PICTURING NOLLYWOOD

by
in Filmmaking
on Oct 4, 2009


One of the most reprinted articles we’ve run at Filmmaker was South African producer Jeremy Nathan’s 2002 piece on “No Budget Nigeria,” the thriving Corman-esque film scene otherwise known as Nollywood. Now, artist Pieter Hugo has released a book containing his stunning square-format photos featuring portraits of performers from these films. It’s called, appropriately, Nollywood. In an essay about the images, Federica Angelucci explains Hugo’s approach, which is to compose photographs that play off the mythologies created by the films. An excerpt:


Movies tell stories that appeal to and reflect the lives of its public: stars are local actors; plots confront the viewer with familiar situations of romance, comedy, witchcraft, bribery, prostitution. The narrative is overdramatic, deprived of happy endings, tragic. The aesthetic is loud, violent, excessive; nothing is said, everything is shouted.

In his travels through West Africa, Hugo has been intrigued by this distinct style in constructing a fictional world where everyday and unreal elements intertwine.

By asking a team of actors and assistants to recreate Nollywood myths and symbols as if they were on movie sets, Hugo initiated the creation of a verisimilar reality.

His vision of the film industry’s interpretation of the world results in a gallery of hallucinatory and unsettling images.

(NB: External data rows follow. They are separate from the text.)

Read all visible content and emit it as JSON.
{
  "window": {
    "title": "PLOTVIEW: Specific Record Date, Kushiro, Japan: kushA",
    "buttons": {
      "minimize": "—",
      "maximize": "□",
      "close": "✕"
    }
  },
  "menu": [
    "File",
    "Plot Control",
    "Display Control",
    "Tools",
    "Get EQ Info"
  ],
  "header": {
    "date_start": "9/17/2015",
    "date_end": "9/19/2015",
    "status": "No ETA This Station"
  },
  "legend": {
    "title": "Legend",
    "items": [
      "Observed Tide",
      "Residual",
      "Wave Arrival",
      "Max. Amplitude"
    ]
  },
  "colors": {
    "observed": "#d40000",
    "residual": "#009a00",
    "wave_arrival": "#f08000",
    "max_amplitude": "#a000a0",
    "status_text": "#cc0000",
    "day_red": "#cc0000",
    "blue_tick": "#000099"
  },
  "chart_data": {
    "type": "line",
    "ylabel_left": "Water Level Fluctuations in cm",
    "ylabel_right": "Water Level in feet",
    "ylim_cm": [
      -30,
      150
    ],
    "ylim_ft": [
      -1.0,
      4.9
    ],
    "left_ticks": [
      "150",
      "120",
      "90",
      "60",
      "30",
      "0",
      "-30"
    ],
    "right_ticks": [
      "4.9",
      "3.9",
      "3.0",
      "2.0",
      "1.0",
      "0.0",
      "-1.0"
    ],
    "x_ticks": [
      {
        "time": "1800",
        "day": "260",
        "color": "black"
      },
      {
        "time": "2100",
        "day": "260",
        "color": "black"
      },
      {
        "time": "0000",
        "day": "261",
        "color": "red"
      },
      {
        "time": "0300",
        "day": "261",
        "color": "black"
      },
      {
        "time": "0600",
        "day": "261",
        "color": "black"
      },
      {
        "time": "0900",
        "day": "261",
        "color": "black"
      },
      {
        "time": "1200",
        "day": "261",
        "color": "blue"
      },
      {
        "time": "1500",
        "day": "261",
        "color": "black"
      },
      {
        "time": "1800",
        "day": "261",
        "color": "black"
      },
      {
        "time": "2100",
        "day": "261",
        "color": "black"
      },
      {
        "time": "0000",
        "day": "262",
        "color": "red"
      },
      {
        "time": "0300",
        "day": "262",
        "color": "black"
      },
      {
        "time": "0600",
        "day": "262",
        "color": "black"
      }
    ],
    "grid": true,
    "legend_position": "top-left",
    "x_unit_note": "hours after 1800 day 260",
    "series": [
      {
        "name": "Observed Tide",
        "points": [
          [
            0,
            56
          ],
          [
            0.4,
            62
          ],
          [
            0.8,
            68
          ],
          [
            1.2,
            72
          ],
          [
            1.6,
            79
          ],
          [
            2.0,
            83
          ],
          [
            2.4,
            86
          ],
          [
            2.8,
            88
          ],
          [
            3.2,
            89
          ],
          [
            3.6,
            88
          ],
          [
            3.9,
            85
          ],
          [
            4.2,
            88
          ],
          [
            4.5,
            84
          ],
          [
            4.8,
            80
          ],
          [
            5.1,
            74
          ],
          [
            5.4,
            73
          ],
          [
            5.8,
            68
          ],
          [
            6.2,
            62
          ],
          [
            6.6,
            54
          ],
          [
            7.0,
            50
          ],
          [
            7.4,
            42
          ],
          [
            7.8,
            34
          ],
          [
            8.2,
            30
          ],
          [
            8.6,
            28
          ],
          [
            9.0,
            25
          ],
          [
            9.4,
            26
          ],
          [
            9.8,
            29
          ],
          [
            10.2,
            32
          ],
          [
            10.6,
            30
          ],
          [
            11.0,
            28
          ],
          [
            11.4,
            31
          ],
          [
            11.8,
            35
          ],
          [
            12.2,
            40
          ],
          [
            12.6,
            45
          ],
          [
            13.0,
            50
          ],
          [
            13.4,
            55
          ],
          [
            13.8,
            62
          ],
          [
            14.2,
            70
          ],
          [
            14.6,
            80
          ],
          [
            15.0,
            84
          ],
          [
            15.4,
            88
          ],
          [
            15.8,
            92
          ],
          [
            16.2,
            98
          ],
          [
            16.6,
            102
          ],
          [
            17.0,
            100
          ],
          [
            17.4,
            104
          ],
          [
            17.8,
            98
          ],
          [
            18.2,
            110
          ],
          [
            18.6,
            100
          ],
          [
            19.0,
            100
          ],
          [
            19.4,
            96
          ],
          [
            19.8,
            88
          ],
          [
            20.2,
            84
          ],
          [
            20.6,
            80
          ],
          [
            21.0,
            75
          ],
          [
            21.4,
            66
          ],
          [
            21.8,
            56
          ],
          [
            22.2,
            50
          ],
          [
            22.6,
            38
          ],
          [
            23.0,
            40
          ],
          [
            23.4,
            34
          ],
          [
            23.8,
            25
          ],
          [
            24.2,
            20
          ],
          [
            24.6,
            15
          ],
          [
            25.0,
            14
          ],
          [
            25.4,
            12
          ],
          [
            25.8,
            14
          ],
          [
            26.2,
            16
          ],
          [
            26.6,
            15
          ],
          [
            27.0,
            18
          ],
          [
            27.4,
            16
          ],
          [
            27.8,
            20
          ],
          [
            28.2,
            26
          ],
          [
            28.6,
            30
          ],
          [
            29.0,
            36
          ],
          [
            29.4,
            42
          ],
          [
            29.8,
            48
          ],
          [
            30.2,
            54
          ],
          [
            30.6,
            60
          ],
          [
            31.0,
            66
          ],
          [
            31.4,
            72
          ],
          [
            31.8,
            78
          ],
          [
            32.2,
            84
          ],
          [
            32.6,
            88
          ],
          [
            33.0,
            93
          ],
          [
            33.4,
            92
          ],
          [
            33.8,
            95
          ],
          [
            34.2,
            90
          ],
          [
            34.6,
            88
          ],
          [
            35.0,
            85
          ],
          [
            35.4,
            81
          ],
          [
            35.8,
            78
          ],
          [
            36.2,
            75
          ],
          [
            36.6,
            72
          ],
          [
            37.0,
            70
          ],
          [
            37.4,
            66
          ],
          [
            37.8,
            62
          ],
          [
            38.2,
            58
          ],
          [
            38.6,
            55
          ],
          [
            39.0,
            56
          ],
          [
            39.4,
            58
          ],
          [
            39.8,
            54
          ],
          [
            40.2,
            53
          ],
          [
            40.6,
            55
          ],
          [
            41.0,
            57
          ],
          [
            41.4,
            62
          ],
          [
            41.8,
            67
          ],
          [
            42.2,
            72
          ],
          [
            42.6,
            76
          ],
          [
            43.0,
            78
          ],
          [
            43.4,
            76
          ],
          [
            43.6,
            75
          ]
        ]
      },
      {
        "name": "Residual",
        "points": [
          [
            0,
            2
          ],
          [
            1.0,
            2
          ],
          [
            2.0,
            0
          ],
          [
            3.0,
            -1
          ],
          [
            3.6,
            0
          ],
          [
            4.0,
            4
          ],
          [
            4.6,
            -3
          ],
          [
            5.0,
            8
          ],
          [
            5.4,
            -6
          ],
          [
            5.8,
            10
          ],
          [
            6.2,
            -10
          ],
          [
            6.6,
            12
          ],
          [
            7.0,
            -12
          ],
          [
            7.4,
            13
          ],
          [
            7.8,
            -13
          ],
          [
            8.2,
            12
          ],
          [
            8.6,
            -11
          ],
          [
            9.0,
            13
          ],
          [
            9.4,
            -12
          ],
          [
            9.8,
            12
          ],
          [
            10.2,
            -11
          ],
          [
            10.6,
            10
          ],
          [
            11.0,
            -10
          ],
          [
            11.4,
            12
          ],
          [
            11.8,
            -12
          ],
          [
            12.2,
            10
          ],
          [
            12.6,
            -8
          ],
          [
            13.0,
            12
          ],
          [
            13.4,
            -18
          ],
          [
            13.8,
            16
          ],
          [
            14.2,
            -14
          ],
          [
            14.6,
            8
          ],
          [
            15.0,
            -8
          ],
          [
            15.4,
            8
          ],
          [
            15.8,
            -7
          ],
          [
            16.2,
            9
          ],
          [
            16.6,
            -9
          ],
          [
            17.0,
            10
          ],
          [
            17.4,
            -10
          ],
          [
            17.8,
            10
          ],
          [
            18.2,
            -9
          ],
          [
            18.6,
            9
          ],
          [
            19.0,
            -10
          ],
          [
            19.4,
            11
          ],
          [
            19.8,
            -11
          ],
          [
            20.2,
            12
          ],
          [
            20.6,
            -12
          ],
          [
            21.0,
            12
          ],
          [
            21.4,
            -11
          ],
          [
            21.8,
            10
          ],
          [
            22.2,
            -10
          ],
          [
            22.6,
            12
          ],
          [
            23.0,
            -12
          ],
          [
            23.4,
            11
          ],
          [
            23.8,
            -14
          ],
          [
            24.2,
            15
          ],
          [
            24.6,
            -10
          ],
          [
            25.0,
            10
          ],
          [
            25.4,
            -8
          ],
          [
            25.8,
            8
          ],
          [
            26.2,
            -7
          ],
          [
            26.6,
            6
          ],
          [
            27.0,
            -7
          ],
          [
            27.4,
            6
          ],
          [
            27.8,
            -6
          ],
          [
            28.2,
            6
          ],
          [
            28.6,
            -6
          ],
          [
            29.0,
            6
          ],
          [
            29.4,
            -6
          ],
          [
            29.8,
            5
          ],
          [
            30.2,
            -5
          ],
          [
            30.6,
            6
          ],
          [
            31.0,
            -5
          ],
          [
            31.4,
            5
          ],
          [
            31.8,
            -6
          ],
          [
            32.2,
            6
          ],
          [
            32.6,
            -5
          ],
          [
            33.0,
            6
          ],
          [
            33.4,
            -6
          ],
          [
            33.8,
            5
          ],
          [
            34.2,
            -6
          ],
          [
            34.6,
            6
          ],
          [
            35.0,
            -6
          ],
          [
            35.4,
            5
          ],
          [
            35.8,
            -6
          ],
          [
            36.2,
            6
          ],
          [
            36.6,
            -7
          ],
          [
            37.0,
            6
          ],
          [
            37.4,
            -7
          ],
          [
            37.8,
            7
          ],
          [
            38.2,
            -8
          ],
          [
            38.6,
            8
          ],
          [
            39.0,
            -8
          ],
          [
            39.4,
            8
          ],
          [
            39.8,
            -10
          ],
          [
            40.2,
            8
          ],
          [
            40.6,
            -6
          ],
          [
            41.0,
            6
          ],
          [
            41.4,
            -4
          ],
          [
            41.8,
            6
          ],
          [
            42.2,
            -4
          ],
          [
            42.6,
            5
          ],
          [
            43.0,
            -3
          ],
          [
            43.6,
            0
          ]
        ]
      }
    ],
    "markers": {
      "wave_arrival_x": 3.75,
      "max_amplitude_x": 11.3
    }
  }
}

The tableaux of the series depict situations clearly surreal but that could be real on a set; furthermore, they are rooted in the local symbolic imaginary. The boundaries between documentary and fiction become very fluid, and we are left wondering whether our perceptions of the real world are indeed real.

Writer Stacy Hardy discusses the relationship between Hollywood and Nollywood horror:


Boundaries become confused: documentary bleeds into fiction as reality and fantasy fuse. Nollywood and Hollywood trade secrets. Catwomen of Outer Space-style sci-fi mixes with Black Caesar-style syncretic blaxploitation. Spiritual belief systems are played through videogame warzone in an unlicensed gameshow-without-end. Identity changes and shifts and cracks open. As Haraway writes, the vampire “drinks and infuses blood in a paradigmatic act of infecting whatever poses as pure.”

Image sequence: the Madonna reimaged as the ghost of the Emperor Haile Selassie meets Idi Amin, Charlie’s Angels do Rambo — Foxy Brown-style, David Lynch’s Lost Highway snakes through Lagos, Ghostface Killa mutates into Fela’s “Zombie” and Dracula gives way for Blacula. Voodoo, hoodoo and mambo are mashed up with Igbo rituals. Ahhwooooo… Werewolves of Lagos.

Pieter Hugo’s Nollywood, published by Prestel USA, is in bookstores this week.

© 2016 Filmmaker Magazine
All Rights Reserved
A Publication of IPF